Titus Andronicus is perhaps Shakespeare's most underappreciated work. The Victorians hated it for its graphic depictions of rape and violence, and ever since it has been largely dismissed by the theatrical and literary establishment. But this tragedy was immensely popular during Shakespeare's own time. If the Globe was in need of a money-spinner to tide it over, it was Titus Andronicus to which Shakespeare and co. turned, such was its favour among Elizabethan audiences. And shortly, at the Contemporary Urban Centre in Liverpool, we are going to try and recreate that forgotten magic.
LAST week, I had the honour of meeting some of the Royal Liverpool Philharmonic Orchestra's patrons for a feature in today's Daily Post. With funding cuts to the arts the Phil is having to rely more and more on the financial support of ordinary people. It was interesting to discover that those ordinary people also rely on the Phil. I noticed they used the word "we" a lot when describing the orchestra, which sums up how close to the organisation they feel.
TODAY's post is mainly on the subject that's been occupying almost all my time over the past week or so, the new Museum of Liverpool opening, but it also covers the Dirty Dancing tour launch and some interesting arts-related links featuring photographer Mitch Epstein and Martin Scorcese, who's filmed a new documentary on George Harrison.
Finally, after 10 years of waiting the new Museum of Liverpool will open tomorrow - at least most of it will, we'll have to wait until the autumn for the History Detectives, Great Port, Kings Regiment and Liverpool Overhead Railway galleries.

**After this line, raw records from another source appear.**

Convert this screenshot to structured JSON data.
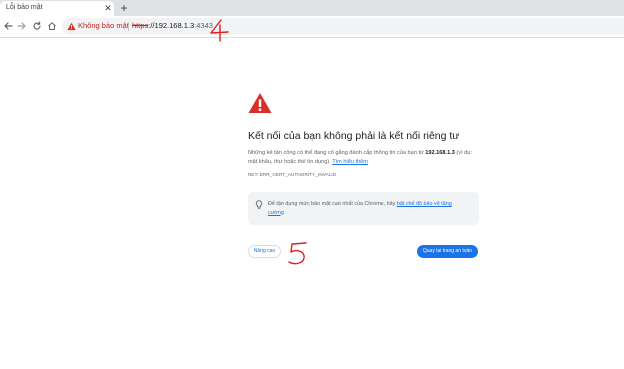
{
  "tab": {
    "title": "Lỗi bảo mật",
    "close_icon": "close-icon",
    "new_tab_icon": "plus-icon"
  },
  "toolbar": {
    "back_icon": "arrow-left-icon",
    "forward_icon": "arrow-right-icon",
    "reload_icon": "reload-icon",
    "home_icon": "home-icon"
  },
  "omnibox": {
    "security_label": "Không bảo mật",
    "url_scheme": "https",
    "url_rest": "://192.168.1.3",
    "url_port": ":4343",
    "warning_icon": "warning-triangle-icon"
  },
  "interstitial": {
    "heading": "Kết nối của bạn không phải là kết nối riêng tư",
    "body_before": "Những kẻ tấn công có thể đang cố gắng đánh cắp thông tin của bạn từ ",
    "body_host": "192.168.1.3",
    "body_after": " (ví dụ: mật khẩu, thư hoặc thẻ tín dụng). ",
    "learn_more": "Tìm hiểu thêm",
    "error_code": "NET::ERR_CERT_AUTHORITY_INVALID",
    "enhanced_before": "Để tận dụng mức bảo mật cao nhất của Chrome, hãy ",
    "enhanced_link": "bật chế độ bảo vệ tăng cường",
    "advanced_button": "Nâng cao",
    "back_button": "Quay lại trang an toàn"
  },
  "annotations": {
    "number_4": "4",
    "number_5": "5",
    "color": "#e02020"
  },
  "colors": {
    "accent": "#1a73e8",
    "danger": "#d93025",
    "tab_strip": "#dfe1e5"
  }
}
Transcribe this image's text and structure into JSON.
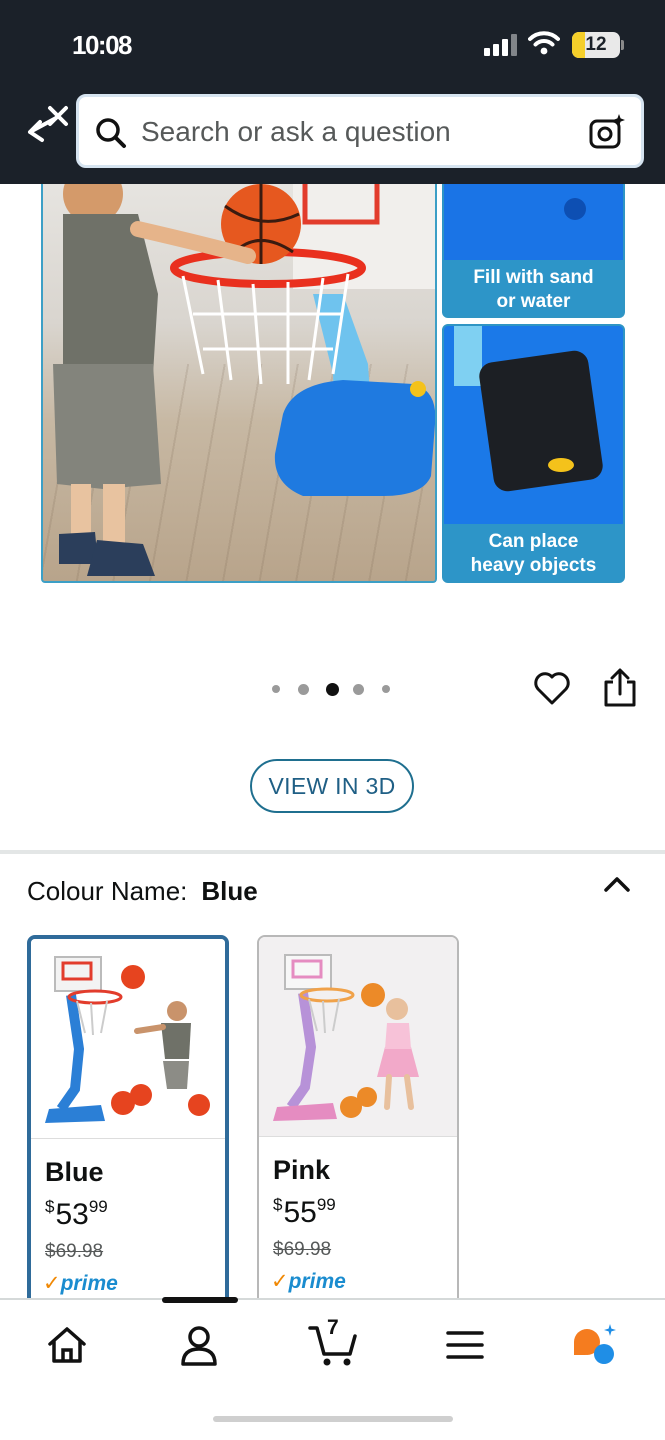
{
  "status_bar": {
    "time": "10:08",
    "battery": "12"
  },
  "search": {
    "placeholder": "Search or ask a question"
  },
  "gallery": {
    "captions": {
      "fill": "Fill with sand or water",
      "heavy": "Can place heavy objects"
    },
    "dots_count": 5,
    "active_dot": 2
  },
  "view_3d_label": "VIEW IN 3D",
  "colour": {
    "label": "Colour Name:",
    "selected": "Blue"
  },
  "options": [
    {
      "name": "Blue",
      "price_symbol": "$",
      "price_whole": "53",
      "price_cents": "99",
      "was_price": "$69.98",
      "prime_label": "prime",
      "accent": "#2b7fd6"
    },
    {
      "name": "Pink",
      "price_symbol": "$",
      "price_whole": "55",
      "price_cents": "99",
      "was_price": "$69.98",
      "prime_label": "prime",
      "accent": "#e58cc1"
    }
  ],
  "nav": {
    "cart_count": "7",
    "items": [
      "home-icon",
      "account-icon",
      "cart-icon",
      "menu-icon",
      "rufus-icon"
    ]
  },
  "colors": {
    "header_bg": "#1b2129",
    "link_blue": "#1f5f85",
    "selected_border": "#2f6b9a",
    "prime_blue": "#1a8ccf",
    "prime_check": "#f08804",
    "rufus_orange": "#f57c1f",
    "rufus_blue": "#1f8ee6"
  }
}
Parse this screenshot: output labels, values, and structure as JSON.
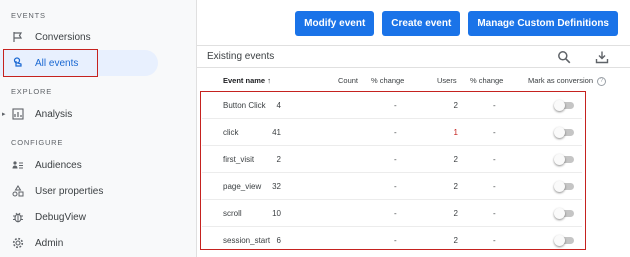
{
  "sidebar": {
    "sections": {
      "events": "EVENTS",
      "explore": "EXPLORE",
      "configure": "CONFIGURE"
    },
    "items": [
      {
        "label": "Conversions",
        "icon": "flag-icon"
      },
      {
        "label": "All events",
        "icon": "touch-icon",
        "active": true
      },
      {
        "label": "Analysis",
        "icon": "analysis-icon"
      },
      {
        "label": "Audiences",
        "icon": "audience-icon"
      },
      {
        "label": "User properties",
        "icon": "user-properties-icon"
      },
      {
        "label": "DebugView",
        "icon": "bug-icon"
      },
      {
        "label": "Admin",
        "icon": "gear-icon"
      }
    ],
    "caret": "▸"
  },
  "toolbar": {
    "modify_label": "Modify event",
    "create_label": "Create event",
    "manage_label": "Manage Custom Definitions"
  },
  "card": {
    "title": "Existing events",
    "icons": [
      "search-icon",
      "download-icon"
    ]
  },
  "table": {
    "headers": {
      "name": "Event name",
      "sort_arrow": "↑",
      "count": "Count",
      "count_change": "% change",
      "users": "Users",
      "users_change": "% change",
      "conversion": "Mark as conversion",
      "help": "?"
    },
    "rows": [
      {
        "name": "Button Click",
        "count": "4",
        "count_change": "-",
        "users": "2",
        "users_change": "-",
        "conversion": false
      },
      {
        "name": "click",
        "count": "41",
        "count_change": "-",
        "users": "1",
        "users_change": "-",
        "conversion": false
      },
      {
        "name": "first_visit",
        "count": "2",
        "count_change": "-",
        "users": "2",
        "users_change": "-",
        "conversion": false
      },
      {
        "name": "page_view",
        "count": "32",
        "count_change": "-",
        "users": "2",
        "users_change": "-",
        "conversion": false
      },
      {
        "name": "scroll",
        "count": "10",
        "count_change": "-",
        "users": "2",
        "users_change": "-",
        "conversion": false
      },
      {
        "name": "session_start",
        "count": "6",
        "count_change": "-",
        "users": "2",
        "users_change": "-",
        "conversion": false
      }
    ]
  },
  "colors": {
    "accent": "#1a73e8",
    "active_bg": "#e8f0fe",
    "highlight": "#c5221f"
  }
}
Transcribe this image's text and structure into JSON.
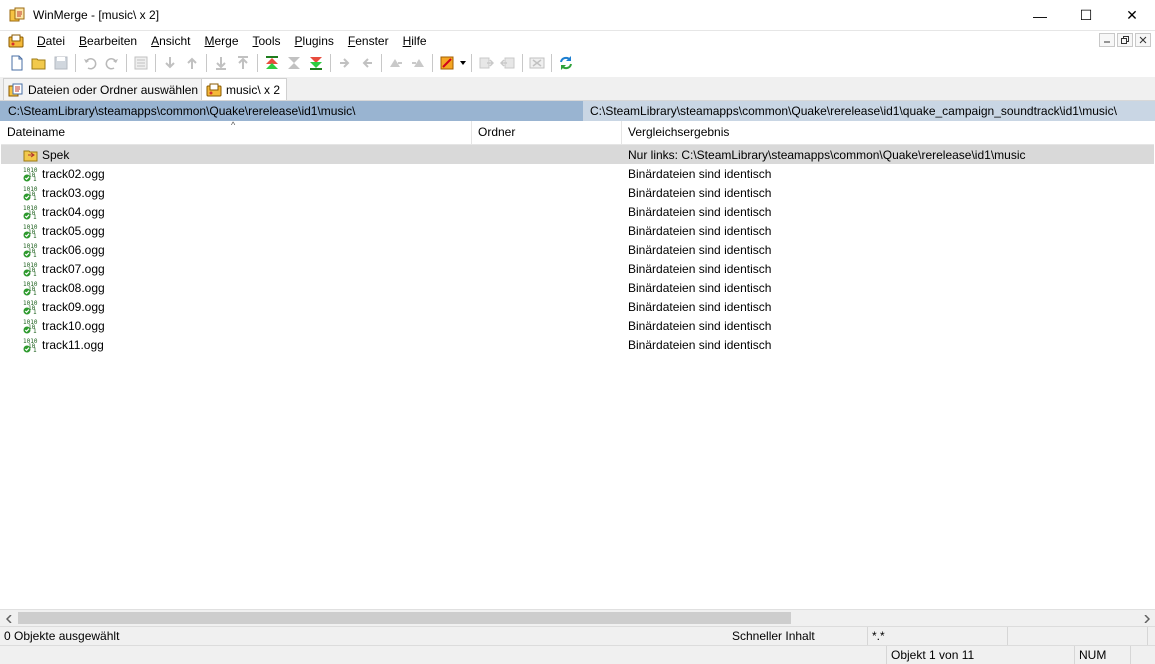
{
  "window": {
    "title": "WinMerge - [music\\ x 2]",
    "minimize": "—",
    "maximize": "☐",
    "close": "✕"
  },
  "menu": [
    {
      "pre": "",
      "u": "D",
      "post": "atei"
    },
    {
      "pre": "",
      "u": "B",
      "post": "earbeiten"
    },
    {
      "pre": "",
      "u": "A",
      "post": "nsicht"
    },
    {
      "pre": "",
      "u": "M",
      "post": "erge"
    },
    {
      "pre": "",
      "u": "T",
      "post": "ools"
    },
    {
      "pre": "",
      "u": "P",
      "post": "lugins"
    },
    {
      "pre": "",
      "u": "F",
      "post": "enster"
    },
    {
      "pre": "",
      "u": "H",
      "post": "ilfe"
    }
  ],
  "tabs": [
    {
      "label": "Dateien oder Ordner auswählen"
    },
    {
      "label": "music\\ x 2"
    }
  ],
  "paths": {
    "left": "C:\\SteamLibrary\\steamapps\\common\\Quake\\rerelease\\id1\\music\\",
    "right": "C:\\SteamLibrary\\steamapps\\common\\Quake\\rerelease\\id1\\quake_campaign_soundtrack\\id1\\music\\"
  },
  "columns": {
    "name": "Dateiname",
    "folder": "Ordner",
    "result": "Vergleichsergebnis",
    "sort_indicator": "^"
  },
  "rows": [
    {
      "name": "Spek",
      "folder": "",
      "result": "Nur links: C:\\SteamLibrary\\steamapps\\common\\Quake\\rerelease\\id1\\music",
      "kind": "folder-icon"
    },
    {
      "name": "track02.ogg",
      "folder": "",
      "result": "Binärdateien sind identisch",
      "kind": "binary-identical-icon"
    },
    {
      "name": "track03.ogg",
      "folder": "",
      "result": "Binärdateien sind identisch",
      "kind": "binary-identical-icon"
    },
    {
      "name": "track04.ogg",
      "folder": "",
      "result": "Binärdateien sind identisch",
      "kind": "binary-identical-icon"
    },
    {
      "name": "track05.ogg",
      "folder": "",
      "result": "Binärdateien sind identisch",
      "kind": "binary-identical-icon"
    },
    {
      "name": "track06.ogg",
      "folder": "",
      "result": "Binärdateien sind identisch",
      "kind": "binary-identical-icon"
    },
    {
      "name": "track07.ogg",
      "folder": "",
      "result": "Binärdateien sind identisch",
      "kind": "binary-identical-icon"
    },
    {
      "name": "track08.ogg",
      "folder": "",
      "result": "Binärdateien sind identisch",
      "kind": "binary-identical-icon"
    },
    {
      "name": "track09.ogg",
      "folder": "",
      "result": "Binärdateien sind identisch",
      "kind": "binary-identical-icon"
    },
    {
      "name": "track10.ogg",
      "folder": "",
      "result": "Binärdateien sind identisch",
      "kind": "binary-identical-icon"
    },
    {
      "name": "track11.ogg",
      "folder": "",
      "result": "Binärdateien sind identisch",
      "kind": "binary-identical-icon"
    }
  ],
  "status": {
    "selection": "0 Objekte ausgewählt",
    "compare_method": "Schneller Inhalt",
    "filter": "*.*",
    "item_position": "Objekt 1 von 11",
    "num": "NUM"
  },
  "colors": {
    "left_path_bg": "#99b4d1",
    "right_path_bg": "#c9d6e4",
    "selected_row": "#d9d9d9"
  }
}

I went for a tour last week and wrote this piece all about it for today's Daily Post. It was quite a strange experience walking around a museum that's intended for hundreds of visitors at any one time yet there were only a few of us in there. We had to wear yellow hard hats, fluorescent jackets and walking boots as the contractors were completing their work, even though it's far from being a building site.
APOLOGIES for the lack of blogging over the past couple of weeks. It's been surprisingly hectic for the silly season when we're usually scrabbling around for things to fill the newspaper. It's times like this when I realise what a diverse job I have - last week was all about the Everyman, that wonderful little theatre that's somehow managed to survive all these years with funding coming and going, and this week was all about Harry Potter and the Deathly Hallows Part 2, the final film in a series of global blockbusters.
I've written hundred of words on these already so rather than repeating myself I will link to those pieces.
So, first up - the Everyman's closure...
IT'S been a big week for the visual arts in Liverpool with two exhibitions opening at Tate Liverpool and another at the Walker Art Gallery. You can read my features on Magritte: The Pleasure Principle, Art In Revolution: Liverpool 1911 and Robert Therrien: Smoke Signals by clicking on the links.
I spent yesterday between both galleries gorging myself on beautiful art works, including Paul Gauguin's Sister of Charity, Vincent Van Gogh's Hayricks and Paul Sérusier's Breton Women in the Rain. But it was in front of Liverpool artist James Hamilton Hay's Falling Star that I, for a moment or two, considered a Thomas Crowne Affair style heist. My favourite Magritte's included The Night Owl, which I later found out inspired the poster for film The Exorcist, and The Key To The Fields - a broken window where the shattered panes of glass have retained the image that would have been behind it when it was whole.